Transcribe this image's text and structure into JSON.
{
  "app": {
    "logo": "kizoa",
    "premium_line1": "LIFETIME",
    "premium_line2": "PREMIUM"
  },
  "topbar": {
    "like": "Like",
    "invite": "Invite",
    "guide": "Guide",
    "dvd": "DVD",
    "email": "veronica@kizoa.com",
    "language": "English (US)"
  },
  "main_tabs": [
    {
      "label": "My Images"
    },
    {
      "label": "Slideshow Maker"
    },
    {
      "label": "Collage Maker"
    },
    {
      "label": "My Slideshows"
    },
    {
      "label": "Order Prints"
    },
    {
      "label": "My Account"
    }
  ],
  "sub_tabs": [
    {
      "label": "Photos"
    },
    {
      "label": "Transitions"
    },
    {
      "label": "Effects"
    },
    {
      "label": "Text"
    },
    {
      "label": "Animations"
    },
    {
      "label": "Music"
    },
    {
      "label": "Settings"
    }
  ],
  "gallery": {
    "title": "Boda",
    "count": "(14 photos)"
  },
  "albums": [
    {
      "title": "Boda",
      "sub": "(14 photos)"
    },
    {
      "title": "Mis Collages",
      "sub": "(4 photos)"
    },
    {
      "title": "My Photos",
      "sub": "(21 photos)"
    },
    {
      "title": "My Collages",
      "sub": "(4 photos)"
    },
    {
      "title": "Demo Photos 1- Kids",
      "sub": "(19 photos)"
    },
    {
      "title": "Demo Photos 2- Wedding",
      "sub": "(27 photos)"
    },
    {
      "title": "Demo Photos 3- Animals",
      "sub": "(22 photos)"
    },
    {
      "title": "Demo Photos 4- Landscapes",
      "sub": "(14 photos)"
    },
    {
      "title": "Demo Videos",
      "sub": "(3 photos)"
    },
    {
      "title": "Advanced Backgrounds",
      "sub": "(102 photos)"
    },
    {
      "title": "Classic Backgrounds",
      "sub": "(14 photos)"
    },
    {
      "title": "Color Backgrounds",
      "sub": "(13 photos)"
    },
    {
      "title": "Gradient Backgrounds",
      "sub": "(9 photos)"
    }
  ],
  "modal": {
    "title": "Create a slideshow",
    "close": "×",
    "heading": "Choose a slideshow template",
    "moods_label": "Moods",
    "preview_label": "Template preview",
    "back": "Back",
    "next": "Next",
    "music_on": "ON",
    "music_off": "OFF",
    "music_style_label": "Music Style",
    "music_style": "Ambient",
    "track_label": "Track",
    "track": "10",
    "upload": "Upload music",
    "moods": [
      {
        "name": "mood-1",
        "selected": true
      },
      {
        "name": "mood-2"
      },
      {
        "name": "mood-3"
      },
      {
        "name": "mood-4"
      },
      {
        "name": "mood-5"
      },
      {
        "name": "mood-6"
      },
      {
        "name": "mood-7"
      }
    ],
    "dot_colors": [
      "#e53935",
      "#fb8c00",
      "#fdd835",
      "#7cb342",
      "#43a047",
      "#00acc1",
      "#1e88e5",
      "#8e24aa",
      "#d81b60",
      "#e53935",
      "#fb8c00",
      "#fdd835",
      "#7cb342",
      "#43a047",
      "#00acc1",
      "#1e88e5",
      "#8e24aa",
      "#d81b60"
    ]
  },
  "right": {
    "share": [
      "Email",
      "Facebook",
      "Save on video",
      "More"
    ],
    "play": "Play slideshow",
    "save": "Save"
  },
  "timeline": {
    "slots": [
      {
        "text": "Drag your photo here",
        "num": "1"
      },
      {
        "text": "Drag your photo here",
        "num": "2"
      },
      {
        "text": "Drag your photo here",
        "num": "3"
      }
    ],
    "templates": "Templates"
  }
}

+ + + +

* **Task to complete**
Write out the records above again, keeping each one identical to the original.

* **Result of this task**
Transcribe this image's text and structure into JSON.
{
  "app": {
    "logo": "kizoa",
    "premium_line1": "LIFETIME",
    "premium_line2": "PREMIUM"
  },
  "topbar": {
    "like": "Like",
    "invite": "Invite",
    "guide": "Guide",
    "dvd": "DVD",
    "email": "veronica@kizoa.com",
    "language": "English (US)"
  },
  "main_tabs": [
    {
      "label": "My Images"
    },
    {
      "label": "Slideshow Maker"
    },
    {
      "label": "Collage Maker"
    },
    {
      "label": "My Slideshows"
    },
    {
      "label": "Order Prints"
    },
    {
      "label": "My Account"
    }
  ],
  "sub_tabs": [
    {
      "label": "Photos"
    },
    {
      "label": "Transitions"
    },
    {
      "label": "Effects"
    },
    {
      "label": "Text"
    },
    {
      "label": "Animations"
    },
    {
      "label": "Music"
    },
    {
      "label": "Settings"
    }
  ],
  "gallery": {
    "title": "Boda",
    "count": "(14 photos)"
  },
  "albums": [
    {
      "title": "Boda",
      "sub": "(14 photos)"
    },
    {
      "title": "Mis Collages",
      "sub": "(4 photos)"
    },
    {
      "title": "My Photos",
      "sub": "(21 photos)"
    },
    {
      "title": "My Collages",
      "sub": "(4 photos)"
    },
    {
      "title": "Demo Photos 1- Kids",
      "sub": "(19 photos)"
    },
    {
      "title": "Demo Photos 2- Wedding",
      "sub": "(27 photos)"
    },
    {
      "title": "Demo Photos 3- Animals",
      "sub": "(22 photos)"
    },
    {
      "title": "Demo Photos 4- Landscapes",
      "sub": "(14 photos)"
    },
    {
      "title": "Demo Videos",
      "sub": "(3 photos)"
    },
    {
      "title": "Advanced Backgrounds",
      "sub": "(102 photos)"
    },
    {
      "title": "Classic Backgrounds",
      "sub": "(14 photos)"
    },
    {
      "title": "Color Backgrounds",
      "sub": "(13 photos)"
    },
    {
      "title": "Gradient Backgrounds",
      "sub": "(9 photos)"
    }
  ],
  "modal": {
    "title": "Create a slideshow",
    "close": "×",
    "heading": "Choose a slideshow template",
    "moods_label": "Moods",
    "preview_label": "Template preview",
    "back": "Back",
    "next": "Next",
    "music_on": "ON",
    "music_off": "OFF",
    "music_style_label": "Music Style",
    "music_style": "Ambient",
    "track_label": "Track",
    "track": "10",
    "upload": "Upload music",
    "moods": [
      {
        "name": "mood-1",
        "selected": true
      },
      {
        "name": "mood-2"
      },
      {
        "name": "mood-3"
      },
      {
        "name": "mood-4"
      },
      {
        "name": "mood-5"
      },
      {
        "name": "mood-6"
      },
      {
        "name": "mood-7"
      }
    ],
    "dot_colors": [
      "#e53935",
      "#fb8c00",
      "#fdd835",
      "#7cb342",
      "#43a047",
      "#00acc1",
      "#1e88e5",
      "#8e24aa",
      "#d81b60",
      "#e53935",
      "#fb8c00",
      "#fdd835",
      "#7cb342",
      "#43a047",
      "#00acc1",
      "#1e88e5",
      "#8e24aa",
      "#d81b60"
    ]
  },
  "right": {
    "share": [
      "Email",
      "Facebook",
      "Save on video",
      "More"
    ],
    "play": "Play slideshow",
    "save": "Save"
  },
  "timeline": {
    "slots": [
      {
        "text": "Drag your photo here",
        "num": "1"
      },
      {
        "text": "Drag your photo here",
        "num": "2"
      },
      {
        "text": "Drag your photo here",
        "num": "3"
      }
    ],
    "templates": "Templates"
  }
}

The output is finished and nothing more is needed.